So, it can be said that the fileless malware is persistent. It can be stored in the system memory without causing any issues for the end-users. Also, it is hard to detect when no activity is noticed.

How Does Fileless Malware Achieve Persistence?

Considering the subtlety and durability that fileless attacks might provide an attacker, the trend is predicted. It was also clear from the multiple malware operations that used fileless elements and tactics to carry out their exploits.

When a system is affected by fileless malware, it can be activated at any time. However, after neutralizing the malware, it can still spread from the earlier exploitation. For example, the system could act abnormally if the windows registry is modified and malicious code is injected. When the behavior is fixed with some techniques, it can be started anytime with the help of the modified windows registry.

It's hard to describe a particular method of persistence of fileless malware. Instead, each type of malware stays alive in its own manner. The malware author defines how the malware will be activated and how it will remain undetected.

Fileless Malware History

Malicious programming that exists purely in memory existed long before the twenty-first century. This issue is nearly as old as computer systems themselves. Lehigh Virus, which got its name as it was produced at Lehigh University during computer science testing, was the first special type of malware in 1987.

Nevertheless, it did not harm the system and was eliminated when the system was restarted since it just lingered in the RAM and grew a number that devoured memory with each run, slowing down the computer's activities.

However, it's not until 2001, when the very ubiquitous Code Red malware made its imprint on the web, that the name fileless malware became commonplace.

Nearly after a decade, the next fileless malware came to the discussion in 2012. Lurk Trojan was found at that time responsible for being active in random access memory (RAM). It was well known for becoming activated after removing the program from the drive.
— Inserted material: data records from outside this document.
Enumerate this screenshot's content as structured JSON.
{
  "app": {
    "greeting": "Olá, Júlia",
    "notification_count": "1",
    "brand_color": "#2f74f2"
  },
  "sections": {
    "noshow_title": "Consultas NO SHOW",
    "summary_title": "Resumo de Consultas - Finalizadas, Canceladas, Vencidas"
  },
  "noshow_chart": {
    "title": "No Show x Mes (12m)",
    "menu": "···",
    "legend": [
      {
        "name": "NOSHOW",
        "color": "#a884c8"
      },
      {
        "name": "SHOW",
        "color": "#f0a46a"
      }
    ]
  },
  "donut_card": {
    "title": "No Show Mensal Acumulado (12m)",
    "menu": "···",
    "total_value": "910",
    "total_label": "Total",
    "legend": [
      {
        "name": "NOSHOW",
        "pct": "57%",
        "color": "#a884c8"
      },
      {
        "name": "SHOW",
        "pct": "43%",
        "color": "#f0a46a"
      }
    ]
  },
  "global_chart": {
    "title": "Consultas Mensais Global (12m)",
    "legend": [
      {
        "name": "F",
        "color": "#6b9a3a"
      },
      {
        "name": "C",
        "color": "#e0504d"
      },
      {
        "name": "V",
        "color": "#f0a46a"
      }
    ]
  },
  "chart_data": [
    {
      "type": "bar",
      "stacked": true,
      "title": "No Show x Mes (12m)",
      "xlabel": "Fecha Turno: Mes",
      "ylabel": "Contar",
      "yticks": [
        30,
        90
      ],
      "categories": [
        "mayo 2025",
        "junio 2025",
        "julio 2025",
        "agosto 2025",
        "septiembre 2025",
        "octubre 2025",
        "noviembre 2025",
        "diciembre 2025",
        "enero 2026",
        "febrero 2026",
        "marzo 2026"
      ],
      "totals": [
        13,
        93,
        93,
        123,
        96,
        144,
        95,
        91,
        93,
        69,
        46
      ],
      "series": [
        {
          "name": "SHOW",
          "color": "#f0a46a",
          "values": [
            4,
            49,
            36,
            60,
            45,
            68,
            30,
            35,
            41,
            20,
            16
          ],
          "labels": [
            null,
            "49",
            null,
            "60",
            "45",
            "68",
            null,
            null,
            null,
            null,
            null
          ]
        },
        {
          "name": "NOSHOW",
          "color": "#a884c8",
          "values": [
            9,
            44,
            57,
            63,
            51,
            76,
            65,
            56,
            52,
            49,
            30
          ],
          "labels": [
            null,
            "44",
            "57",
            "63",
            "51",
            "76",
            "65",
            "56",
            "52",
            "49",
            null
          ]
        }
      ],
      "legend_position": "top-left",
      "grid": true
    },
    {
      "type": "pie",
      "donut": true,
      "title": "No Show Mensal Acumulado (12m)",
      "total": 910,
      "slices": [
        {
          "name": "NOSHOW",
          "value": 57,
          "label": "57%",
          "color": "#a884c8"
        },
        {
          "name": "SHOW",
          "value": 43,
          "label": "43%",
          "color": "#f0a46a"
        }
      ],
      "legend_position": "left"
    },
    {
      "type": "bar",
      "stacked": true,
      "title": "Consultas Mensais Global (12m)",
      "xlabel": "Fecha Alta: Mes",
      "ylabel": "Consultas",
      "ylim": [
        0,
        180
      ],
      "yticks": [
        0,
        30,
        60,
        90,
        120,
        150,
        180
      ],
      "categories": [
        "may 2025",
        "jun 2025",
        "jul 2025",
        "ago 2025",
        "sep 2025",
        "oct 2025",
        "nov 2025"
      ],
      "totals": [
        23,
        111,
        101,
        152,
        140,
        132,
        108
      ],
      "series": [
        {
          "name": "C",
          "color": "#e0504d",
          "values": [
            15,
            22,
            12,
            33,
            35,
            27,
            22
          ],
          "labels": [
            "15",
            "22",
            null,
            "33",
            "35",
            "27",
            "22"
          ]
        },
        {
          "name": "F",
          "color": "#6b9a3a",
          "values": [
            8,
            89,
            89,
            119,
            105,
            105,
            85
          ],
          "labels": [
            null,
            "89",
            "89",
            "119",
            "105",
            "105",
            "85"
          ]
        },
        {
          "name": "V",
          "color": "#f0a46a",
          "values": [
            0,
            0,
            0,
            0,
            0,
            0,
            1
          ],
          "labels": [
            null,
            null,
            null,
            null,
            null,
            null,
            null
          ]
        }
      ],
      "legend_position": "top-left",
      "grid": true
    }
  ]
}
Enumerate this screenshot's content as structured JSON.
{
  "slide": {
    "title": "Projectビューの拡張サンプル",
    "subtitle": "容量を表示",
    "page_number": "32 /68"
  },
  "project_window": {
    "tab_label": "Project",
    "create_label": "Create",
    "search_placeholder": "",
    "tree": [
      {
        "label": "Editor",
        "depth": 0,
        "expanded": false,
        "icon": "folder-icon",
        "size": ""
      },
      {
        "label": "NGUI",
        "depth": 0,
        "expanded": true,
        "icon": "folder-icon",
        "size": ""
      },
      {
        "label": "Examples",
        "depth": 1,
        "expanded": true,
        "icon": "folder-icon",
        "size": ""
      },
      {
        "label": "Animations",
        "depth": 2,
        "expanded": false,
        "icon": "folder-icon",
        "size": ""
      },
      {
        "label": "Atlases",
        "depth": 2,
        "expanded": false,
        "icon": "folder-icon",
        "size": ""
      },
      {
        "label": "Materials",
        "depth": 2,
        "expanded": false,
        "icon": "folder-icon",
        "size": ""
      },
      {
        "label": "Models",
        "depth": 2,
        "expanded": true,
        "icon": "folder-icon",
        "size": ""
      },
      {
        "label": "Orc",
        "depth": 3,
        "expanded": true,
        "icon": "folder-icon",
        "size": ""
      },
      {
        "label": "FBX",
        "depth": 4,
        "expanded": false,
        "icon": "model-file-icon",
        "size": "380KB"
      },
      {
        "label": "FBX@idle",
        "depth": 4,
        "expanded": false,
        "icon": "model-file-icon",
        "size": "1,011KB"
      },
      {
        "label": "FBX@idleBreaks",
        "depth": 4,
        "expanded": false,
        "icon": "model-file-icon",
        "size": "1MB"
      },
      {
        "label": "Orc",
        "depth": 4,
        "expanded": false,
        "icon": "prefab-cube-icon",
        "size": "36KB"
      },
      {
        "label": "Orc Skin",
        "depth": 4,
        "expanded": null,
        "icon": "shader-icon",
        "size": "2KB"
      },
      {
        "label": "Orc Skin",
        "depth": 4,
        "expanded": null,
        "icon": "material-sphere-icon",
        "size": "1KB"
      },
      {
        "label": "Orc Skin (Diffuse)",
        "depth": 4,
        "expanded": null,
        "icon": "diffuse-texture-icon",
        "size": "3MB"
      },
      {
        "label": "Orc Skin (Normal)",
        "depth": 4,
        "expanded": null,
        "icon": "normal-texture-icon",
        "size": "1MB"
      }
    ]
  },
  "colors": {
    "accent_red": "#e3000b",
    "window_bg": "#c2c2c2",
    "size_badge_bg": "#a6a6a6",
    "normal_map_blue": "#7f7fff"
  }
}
The malware remained entirely memory-resident, leaving no traces on storage devices. They vanished after the computer was reset as a consequence of the unpredictability.

Later in 2014, Powerliks, Angler, and Phase Bot were found as fileless malware was responsible for staying in the system memory and causing several threats of compromising data.

In mid-2016, another group of fileless malware was detected in many computers. PowerSniff, August, and PowerWare are some of them. Attacks through such fileless malware started with a malicious phrase in a Microsoft Word document where certain features were mirrored due to the affection of fileless malware and included a Powershell command that performed command shell, that decrypted and launched further malicious content, all while functioning completely in system memory. PowerSniff has the capacity to store a corrupted DLL to the operating system for a limited time.

POSHSPY malware was found in 2017 and it was known as a type of fileless malware. It looks to be utilized as a backup gateway in case the hackers' regular backdoors are compromised.